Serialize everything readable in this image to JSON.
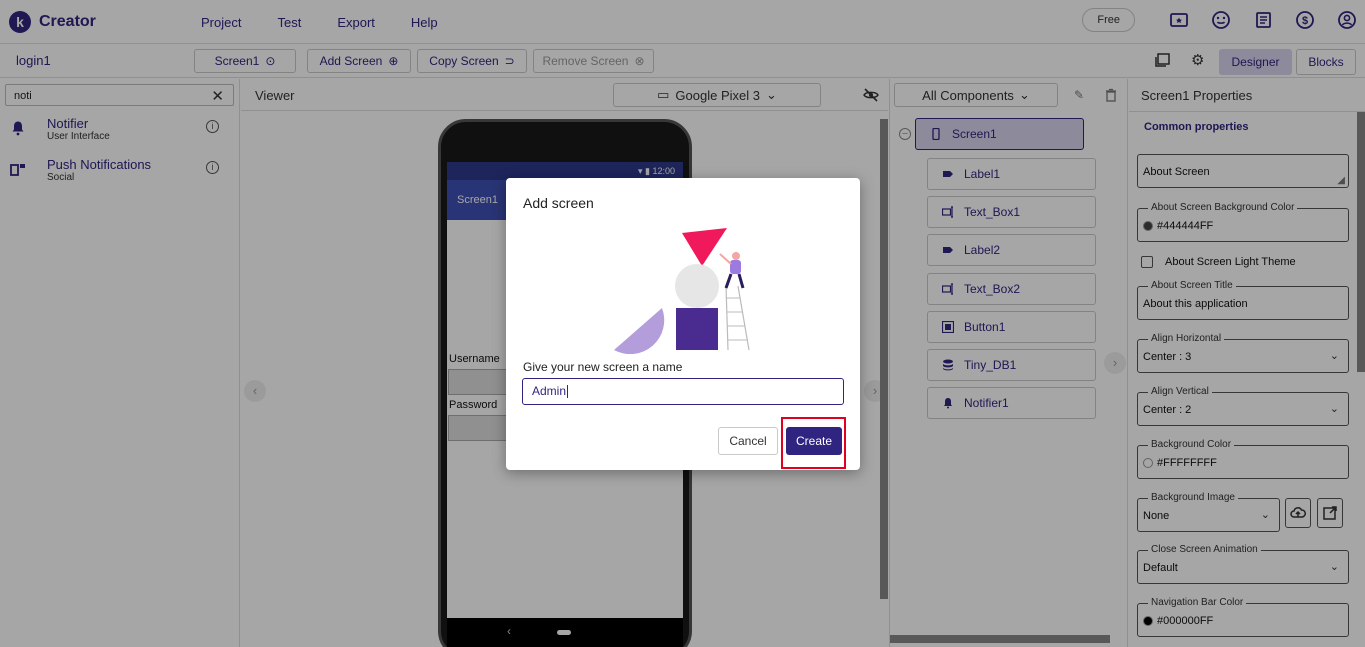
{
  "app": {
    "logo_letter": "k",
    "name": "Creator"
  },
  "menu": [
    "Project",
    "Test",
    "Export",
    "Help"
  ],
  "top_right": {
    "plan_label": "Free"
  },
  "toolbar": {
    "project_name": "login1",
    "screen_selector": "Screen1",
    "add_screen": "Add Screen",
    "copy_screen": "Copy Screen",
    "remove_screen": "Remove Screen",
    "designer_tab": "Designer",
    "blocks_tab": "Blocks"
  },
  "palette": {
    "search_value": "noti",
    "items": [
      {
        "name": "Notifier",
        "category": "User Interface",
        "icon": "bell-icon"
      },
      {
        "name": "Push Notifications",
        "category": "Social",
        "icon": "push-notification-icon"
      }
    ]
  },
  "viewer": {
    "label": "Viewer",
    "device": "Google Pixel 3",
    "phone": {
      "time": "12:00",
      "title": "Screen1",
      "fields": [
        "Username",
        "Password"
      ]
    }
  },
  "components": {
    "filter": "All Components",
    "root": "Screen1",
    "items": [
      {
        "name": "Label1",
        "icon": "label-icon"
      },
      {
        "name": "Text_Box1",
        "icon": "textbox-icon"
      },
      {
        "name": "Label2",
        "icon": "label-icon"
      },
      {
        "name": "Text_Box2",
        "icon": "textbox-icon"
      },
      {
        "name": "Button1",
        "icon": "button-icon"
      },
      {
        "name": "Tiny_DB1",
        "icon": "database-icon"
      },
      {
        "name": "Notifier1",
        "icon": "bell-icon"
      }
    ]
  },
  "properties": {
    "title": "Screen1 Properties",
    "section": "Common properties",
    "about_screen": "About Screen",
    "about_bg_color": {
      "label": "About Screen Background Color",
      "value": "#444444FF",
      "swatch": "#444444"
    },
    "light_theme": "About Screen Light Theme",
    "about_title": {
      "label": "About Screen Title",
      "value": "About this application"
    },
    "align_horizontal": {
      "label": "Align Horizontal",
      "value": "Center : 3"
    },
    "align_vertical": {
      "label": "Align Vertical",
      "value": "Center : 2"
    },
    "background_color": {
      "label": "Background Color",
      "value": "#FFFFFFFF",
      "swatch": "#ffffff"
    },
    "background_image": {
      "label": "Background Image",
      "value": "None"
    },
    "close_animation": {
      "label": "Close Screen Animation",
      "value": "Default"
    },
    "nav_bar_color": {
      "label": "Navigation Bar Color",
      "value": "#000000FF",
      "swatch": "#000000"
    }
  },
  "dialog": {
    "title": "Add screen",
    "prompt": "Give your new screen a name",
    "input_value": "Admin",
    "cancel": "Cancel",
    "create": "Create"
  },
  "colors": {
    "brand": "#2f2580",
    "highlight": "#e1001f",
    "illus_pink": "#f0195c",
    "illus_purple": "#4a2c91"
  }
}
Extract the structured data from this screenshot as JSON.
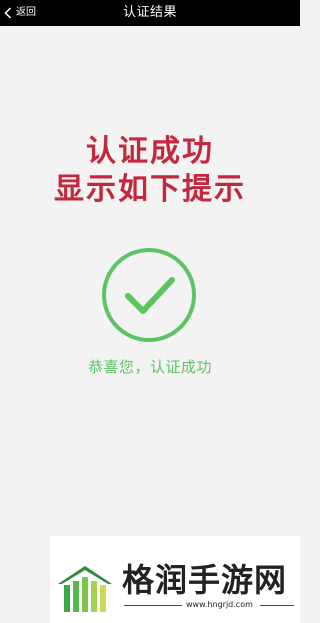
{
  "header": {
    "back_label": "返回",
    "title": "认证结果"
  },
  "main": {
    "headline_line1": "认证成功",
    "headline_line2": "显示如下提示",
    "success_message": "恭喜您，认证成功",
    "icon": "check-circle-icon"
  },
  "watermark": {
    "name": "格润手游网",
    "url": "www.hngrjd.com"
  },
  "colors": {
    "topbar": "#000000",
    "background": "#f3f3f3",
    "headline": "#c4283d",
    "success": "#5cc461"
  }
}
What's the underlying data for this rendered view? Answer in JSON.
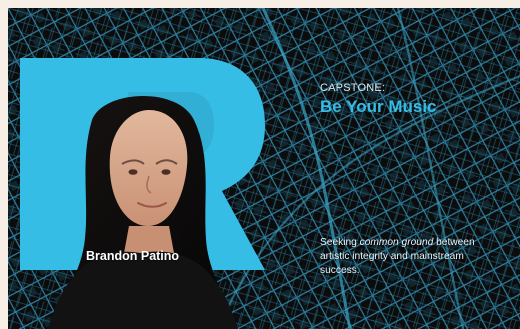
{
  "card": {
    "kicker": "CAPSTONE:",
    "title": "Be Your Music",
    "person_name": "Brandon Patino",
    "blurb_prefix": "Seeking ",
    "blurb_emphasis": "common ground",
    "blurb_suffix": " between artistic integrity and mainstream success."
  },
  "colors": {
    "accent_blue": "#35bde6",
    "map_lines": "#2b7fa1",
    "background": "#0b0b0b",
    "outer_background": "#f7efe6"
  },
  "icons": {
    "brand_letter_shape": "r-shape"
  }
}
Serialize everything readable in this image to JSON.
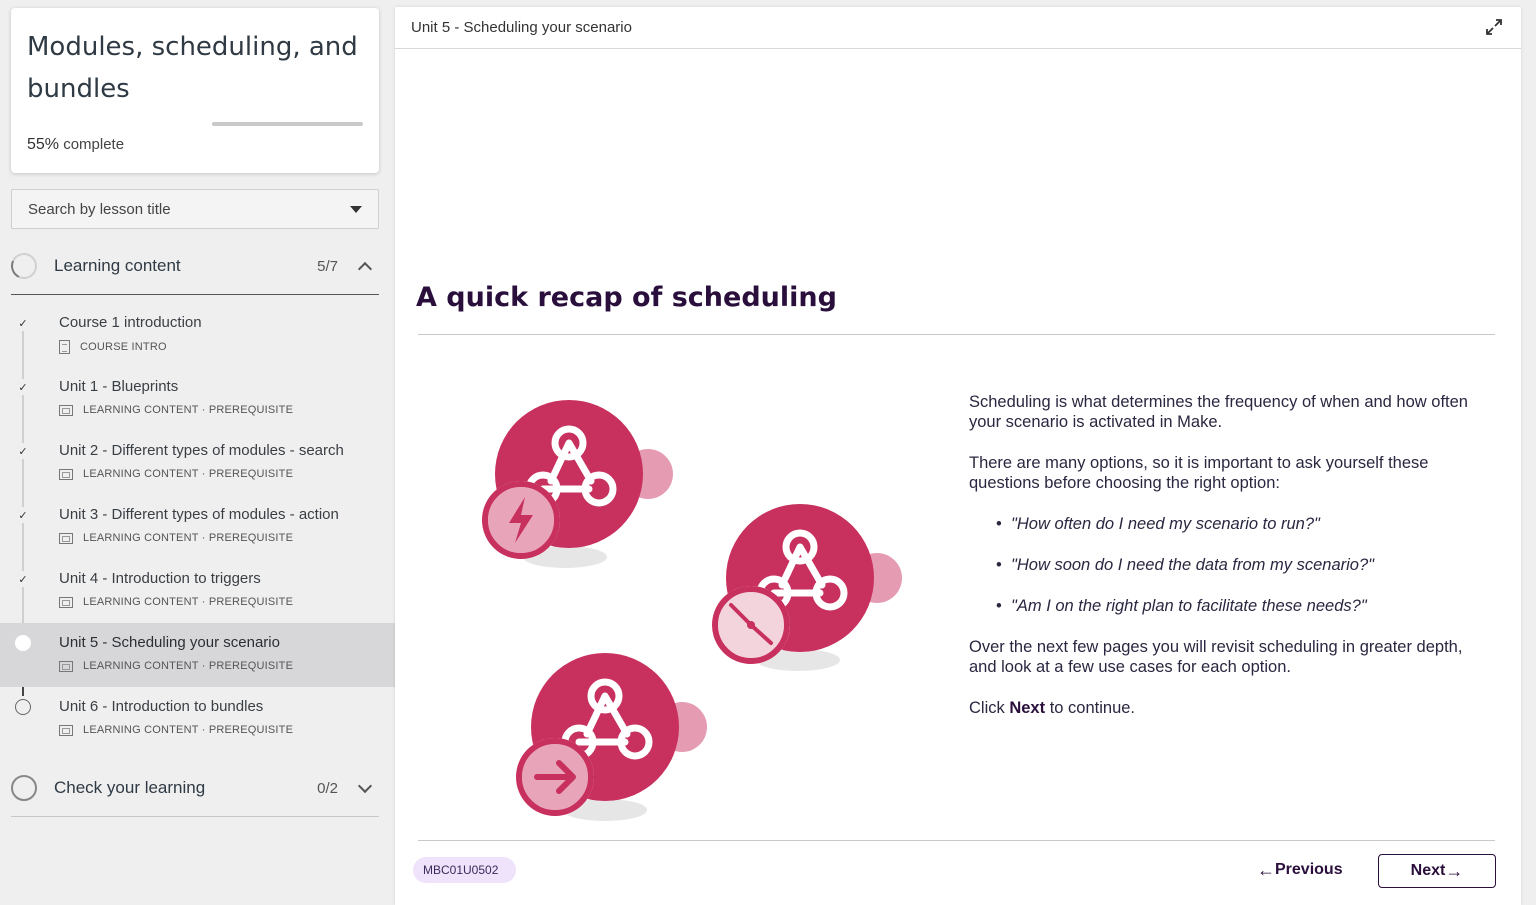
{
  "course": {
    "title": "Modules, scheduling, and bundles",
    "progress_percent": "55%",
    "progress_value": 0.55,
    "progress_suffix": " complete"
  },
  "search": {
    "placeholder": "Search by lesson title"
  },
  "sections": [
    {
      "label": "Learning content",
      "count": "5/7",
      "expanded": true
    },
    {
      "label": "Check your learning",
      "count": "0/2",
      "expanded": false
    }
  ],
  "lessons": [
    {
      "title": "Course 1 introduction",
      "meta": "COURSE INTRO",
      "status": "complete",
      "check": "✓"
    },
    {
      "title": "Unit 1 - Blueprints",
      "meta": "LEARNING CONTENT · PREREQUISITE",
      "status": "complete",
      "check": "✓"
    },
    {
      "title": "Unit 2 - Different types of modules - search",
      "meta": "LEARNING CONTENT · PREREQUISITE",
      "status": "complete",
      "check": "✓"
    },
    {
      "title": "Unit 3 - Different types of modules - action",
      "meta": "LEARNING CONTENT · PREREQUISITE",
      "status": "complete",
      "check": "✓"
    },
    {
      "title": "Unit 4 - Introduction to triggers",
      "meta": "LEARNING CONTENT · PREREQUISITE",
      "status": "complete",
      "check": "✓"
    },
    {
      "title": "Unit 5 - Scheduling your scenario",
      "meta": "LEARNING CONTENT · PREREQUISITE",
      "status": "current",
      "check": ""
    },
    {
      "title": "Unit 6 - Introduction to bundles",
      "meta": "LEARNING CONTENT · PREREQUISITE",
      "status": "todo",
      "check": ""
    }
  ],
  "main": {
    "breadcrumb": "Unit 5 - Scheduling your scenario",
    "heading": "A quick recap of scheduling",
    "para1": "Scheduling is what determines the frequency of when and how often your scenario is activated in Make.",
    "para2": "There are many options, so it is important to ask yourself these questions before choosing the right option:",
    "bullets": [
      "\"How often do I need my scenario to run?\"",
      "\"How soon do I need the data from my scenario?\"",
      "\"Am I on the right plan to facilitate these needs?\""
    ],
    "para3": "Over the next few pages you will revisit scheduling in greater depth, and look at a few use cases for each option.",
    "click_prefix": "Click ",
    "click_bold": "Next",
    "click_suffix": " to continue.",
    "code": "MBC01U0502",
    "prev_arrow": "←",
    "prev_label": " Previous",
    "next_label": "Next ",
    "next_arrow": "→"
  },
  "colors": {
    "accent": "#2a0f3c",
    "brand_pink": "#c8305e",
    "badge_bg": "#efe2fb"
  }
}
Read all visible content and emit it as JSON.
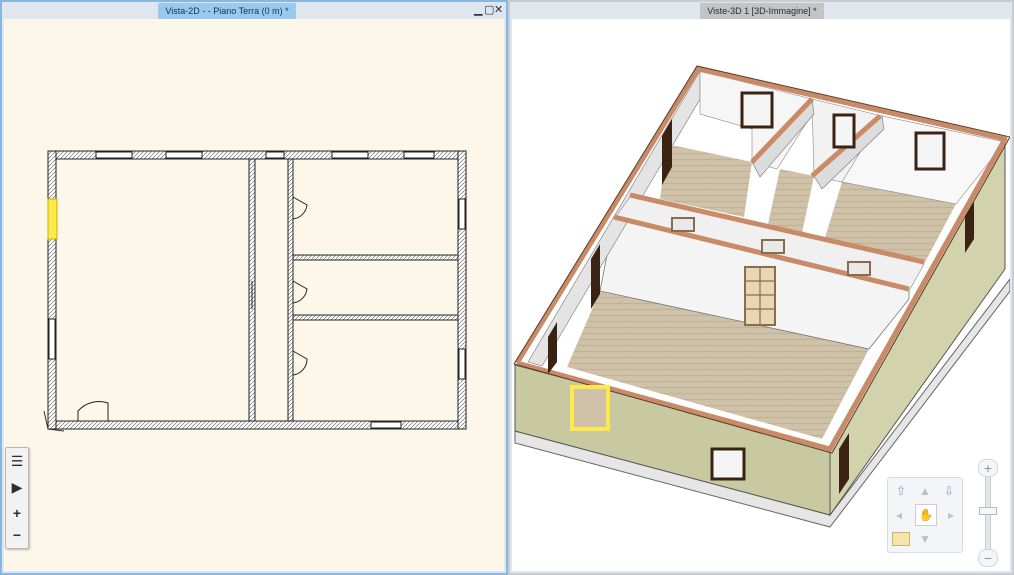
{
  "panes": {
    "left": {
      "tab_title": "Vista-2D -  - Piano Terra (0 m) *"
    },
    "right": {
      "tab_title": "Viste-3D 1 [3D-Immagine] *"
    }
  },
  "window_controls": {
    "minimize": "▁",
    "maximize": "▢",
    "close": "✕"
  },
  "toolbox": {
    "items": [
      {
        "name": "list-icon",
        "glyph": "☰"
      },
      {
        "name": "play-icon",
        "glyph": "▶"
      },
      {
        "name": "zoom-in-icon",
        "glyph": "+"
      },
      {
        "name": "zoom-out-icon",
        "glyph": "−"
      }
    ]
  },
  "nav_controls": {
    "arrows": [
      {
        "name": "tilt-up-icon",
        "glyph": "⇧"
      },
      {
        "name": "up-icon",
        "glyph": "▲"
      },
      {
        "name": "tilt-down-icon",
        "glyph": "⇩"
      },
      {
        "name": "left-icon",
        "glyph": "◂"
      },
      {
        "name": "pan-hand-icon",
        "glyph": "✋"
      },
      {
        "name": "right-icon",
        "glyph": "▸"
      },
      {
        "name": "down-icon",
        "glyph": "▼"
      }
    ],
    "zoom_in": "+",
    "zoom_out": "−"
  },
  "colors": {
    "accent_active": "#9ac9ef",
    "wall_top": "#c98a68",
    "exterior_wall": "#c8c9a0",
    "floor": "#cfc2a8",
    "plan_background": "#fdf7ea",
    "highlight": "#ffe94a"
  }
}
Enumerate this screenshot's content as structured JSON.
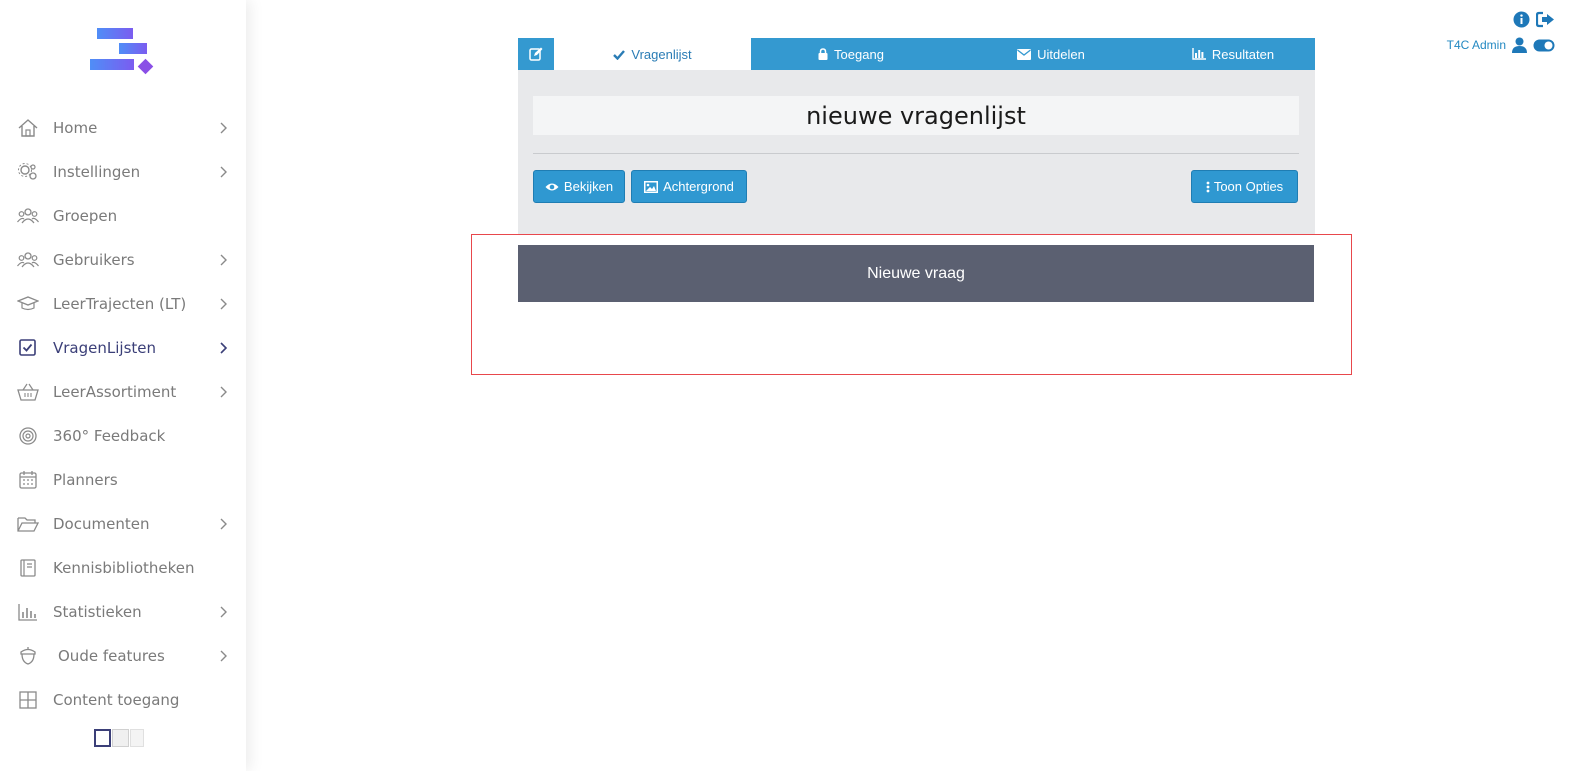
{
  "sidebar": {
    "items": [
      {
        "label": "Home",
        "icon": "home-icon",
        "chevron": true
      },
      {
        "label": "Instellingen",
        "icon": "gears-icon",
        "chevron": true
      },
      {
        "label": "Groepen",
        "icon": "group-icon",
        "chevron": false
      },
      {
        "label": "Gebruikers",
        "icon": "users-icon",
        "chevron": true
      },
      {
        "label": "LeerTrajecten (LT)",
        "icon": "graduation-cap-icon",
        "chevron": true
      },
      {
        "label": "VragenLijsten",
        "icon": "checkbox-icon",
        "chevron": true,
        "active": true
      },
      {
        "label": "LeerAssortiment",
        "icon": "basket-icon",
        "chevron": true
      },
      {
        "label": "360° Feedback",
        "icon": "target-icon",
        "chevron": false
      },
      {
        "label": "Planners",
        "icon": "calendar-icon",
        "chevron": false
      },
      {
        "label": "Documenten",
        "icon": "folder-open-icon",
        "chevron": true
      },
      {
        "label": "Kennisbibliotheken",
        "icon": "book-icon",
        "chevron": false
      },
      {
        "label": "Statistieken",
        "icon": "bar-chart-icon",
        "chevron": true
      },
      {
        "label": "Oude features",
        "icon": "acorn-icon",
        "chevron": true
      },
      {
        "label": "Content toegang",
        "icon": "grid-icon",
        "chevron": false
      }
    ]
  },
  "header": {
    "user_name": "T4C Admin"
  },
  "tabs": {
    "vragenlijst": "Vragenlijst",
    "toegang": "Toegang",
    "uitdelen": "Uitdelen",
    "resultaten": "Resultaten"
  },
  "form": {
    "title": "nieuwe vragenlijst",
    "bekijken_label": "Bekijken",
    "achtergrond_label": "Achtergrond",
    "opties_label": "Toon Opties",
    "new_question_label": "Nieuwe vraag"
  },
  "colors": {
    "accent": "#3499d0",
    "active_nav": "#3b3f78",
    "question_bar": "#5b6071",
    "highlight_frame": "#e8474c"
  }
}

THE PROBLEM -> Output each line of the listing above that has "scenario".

SOLUTION ->
      "title": "Unit 5 - Scheduling your scenario",
    "breadcrumb": "Unit 5 - Scheduling your scenario",
    "para1": "Scheduling is what determines the frequency of when and how often your scenario is activated in Make.",
      "\"How often do I need my scenario to run?\"",
      "\"How soon do I need the data from my scenario?\"",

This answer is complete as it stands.